This Thursday, a small crowd will converge on a New York City hotel conference room in order to hear the latest wisdom from one of the more controversial CEOs in the ranks of smaller names that many investors probably never have heard of. It's no Omaha Berkshire Hathaway annual meeting extravaganza, mind you, but it is one of the few annual meetings I rarely miss.
Biglari Holdings (BH) CEO Sardar Biglari no doubt will wax on for hours about his investment philosophy, the company's "successes" and at least once probably will tell the assembled group of shareholders that those who don't buy into his long-term philosophy, or like the way he runs the company, should sell their shares.
He'll answer questions for hours, which is the best thing about this meeting. Occasionally, his mentor, sidekick and board of directors Vice Chairman Phil Cooley will add his two cents, in his unique, dry-witted manner.
Biglari shareholders in my view fall into two camps. In one camp are the Biglari stalwarts who truly believe this fairly young man, age 39, could be one of the next great capital allocators. Some compare him to Warren Buffett. The other camp is comprised of longtime, somewhat disgruntled shareholders like me who believe that while Biglari is smart and may be gifted, his results have not been all that impressive. We also question his "bull in a china shop" style and compensation structure, and believe that while Biglari Holdings shares are tremendously undervalued, it is because of self-inflicted wounds. Investors at large have difficulty understanding the company, its structure, CEO compensation, small float and relatively large price per share ($430), which together produce what I've termed the "Biglari discount."
Shares should be trading much higher than current levels. The company's nearly 20% stake in casual dining restaurant chain Cracker Barrel (CBRL) is alone worth nearly $800 million, while BH's market cap stands at $900 million. That CBRL stake, a wise purchase by Biglari (although he botched efforts to get seats on the board of directors), also generated about $42 million in dividends for BH over the past year. Longer-term plans for this stake are unclear, but hopefully will be addressed to some extent on Thursday.
BH also owns the Steak 'n Shake restaurant chain, which in turn owns a significant amount of real estate. Props to Sardar Biglari for turning this chain around over the past several years; don't dare call the chain's burgers "hamburgers," though, as Biglari will correct you that they are "steak burgers."

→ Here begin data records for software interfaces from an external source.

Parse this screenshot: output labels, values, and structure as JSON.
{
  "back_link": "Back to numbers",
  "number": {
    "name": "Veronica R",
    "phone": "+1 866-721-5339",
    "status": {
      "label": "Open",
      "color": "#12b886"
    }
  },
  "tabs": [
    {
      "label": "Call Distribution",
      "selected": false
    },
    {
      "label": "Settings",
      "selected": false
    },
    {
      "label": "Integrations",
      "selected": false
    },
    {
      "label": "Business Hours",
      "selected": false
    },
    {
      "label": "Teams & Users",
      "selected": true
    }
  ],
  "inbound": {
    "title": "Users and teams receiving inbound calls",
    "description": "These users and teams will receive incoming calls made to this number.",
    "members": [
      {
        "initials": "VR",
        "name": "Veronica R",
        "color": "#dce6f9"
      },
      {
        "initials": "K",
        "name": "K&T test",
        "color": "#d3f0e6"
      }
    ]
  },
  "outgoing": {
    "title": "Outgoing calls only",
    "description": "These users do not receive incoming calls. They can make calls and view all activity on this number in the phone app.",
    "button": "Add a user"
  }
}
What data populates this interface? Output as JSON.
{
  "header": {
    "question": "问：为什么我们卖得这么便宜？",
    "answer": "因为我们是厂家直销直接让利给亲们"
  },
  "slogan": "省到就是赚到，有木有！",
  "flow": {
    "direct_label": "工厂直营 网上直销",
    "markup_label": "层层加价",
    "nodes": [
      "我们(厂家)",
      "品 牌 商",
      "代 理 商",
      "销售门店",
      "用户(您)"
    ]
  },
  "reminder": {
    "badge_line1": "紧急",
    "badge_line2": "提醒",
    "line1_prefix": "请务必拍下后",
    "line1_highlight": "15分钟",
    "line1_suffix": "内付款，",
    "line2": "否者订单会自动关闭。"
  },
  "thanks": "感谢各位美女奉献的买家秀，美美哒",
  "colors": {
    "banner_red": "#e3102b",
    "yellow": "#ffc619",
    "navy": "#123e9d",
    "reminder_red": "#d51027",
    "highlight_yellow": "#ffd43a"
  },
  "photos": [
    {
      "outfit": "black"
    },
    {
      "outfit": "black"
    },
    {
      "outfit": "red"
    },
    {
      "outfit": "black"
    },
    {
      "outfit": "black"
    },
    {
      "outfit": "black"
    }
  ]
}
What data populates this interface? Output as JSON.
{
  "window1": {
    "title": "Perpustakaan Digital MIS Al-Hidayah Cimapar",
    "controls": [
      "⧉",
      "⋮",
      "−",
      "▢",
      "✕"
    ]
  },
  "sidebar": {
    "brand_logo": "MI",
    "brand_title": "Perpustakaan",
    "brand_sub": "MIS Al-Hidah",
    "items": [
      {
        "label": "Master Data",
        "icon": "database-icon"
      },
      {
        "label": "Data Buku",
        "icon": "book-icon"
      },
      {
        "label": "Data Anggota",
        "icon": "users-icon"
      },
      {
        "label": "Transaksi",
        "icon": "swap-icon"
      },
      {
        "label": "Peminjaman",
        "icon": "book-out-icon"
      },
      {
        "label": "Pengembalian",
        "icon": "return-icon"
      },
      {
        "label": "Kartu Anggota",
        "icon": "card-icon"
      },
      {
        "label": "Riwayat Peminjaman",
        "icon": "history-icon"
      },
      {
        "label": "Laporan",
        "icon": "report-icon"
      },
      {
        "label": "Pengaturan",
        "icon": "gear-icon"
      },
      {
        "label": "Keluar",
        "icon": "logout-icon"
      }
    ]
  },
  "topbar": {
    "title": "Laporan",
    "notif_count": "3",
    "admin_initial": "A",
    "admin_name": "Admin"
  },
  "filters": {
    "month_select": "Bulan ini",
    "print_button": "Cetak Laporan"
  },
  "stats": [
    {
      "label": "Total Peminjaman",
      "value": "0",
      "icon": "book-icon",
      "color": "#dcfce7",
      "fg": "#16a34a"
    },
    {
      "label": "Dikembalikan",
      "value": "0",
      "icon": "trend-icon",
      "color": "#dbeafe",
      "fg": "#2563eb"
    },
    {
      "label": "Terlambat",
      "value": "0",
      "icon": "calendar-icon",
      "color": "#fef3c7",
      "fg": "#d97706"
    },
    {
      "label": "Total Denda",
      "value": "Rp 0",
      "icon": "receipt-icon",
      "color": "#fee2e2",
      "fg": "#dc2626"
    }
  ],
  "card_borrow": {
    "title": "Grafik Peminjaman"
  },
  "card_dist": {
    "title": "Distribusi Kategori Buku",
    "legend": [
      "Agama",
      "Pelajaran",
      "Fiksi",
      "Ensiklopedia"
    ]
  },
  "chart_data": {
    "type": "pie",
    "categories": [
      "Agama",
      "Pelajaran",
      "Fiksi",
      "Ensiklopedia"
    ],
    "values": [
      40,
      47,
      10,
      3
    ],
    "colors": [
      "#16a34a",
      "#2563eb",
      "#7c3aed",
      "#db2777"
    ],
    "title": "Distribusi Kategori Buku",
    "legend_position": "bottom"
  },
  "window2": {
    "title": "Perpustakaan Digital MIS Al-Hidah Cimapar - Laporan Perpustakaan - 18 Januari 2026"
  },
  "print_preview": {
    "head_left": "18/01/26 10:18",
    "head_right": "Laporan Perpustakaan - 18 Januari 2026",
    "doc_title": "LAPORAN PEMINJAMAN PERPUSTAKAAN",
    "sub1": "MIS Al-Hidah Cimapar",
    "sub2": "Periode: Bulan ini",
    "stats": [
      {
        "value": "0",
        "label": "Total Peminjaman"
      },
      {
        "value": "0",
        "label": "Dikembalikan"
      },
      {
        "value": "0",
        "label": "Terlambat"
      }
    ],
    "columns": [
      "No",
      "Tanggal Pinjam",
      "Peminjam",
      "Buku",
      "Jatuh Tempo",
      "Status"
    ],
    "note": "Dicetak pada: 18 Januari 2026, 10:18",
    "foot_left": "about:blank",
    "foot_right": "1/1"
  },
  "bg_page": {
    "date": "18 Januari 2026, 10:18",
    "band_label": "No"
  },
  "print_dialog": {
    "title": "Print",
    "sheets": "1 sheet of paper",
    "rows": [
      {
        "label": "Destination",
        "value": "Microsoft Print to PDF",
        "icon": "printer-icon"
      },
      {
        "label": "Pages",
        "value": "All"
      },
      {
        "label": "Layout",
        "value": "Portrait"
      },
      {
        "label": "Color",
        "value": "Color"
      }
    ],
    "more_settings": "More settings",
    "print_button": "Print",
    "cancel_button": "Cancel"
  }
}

Arguably, in owing BH at current levels, shareholders are getting much of Steak 'n Shake and Biglari Holdings' other interests (including First Guard Insurance and the Western Sizzlin Restaurant chain) for free. While I still don't quite understand the rather impulsive purchase of deeply in-the-red Maxim Magazine in 2014, it was reportedly profitable last quarter. That's another topic that no doubt will come up on Thursday.
Hope springs eternal that BH shareholders one day will reap the rewards of owning a package of undervalued assets. Don't even consider a stake in this company, however, without reading Biglari's annual letter to shareholders, legendary in their own right, understanding the company history, and perhaps hearing from both the disgruntled shareholders and true believers.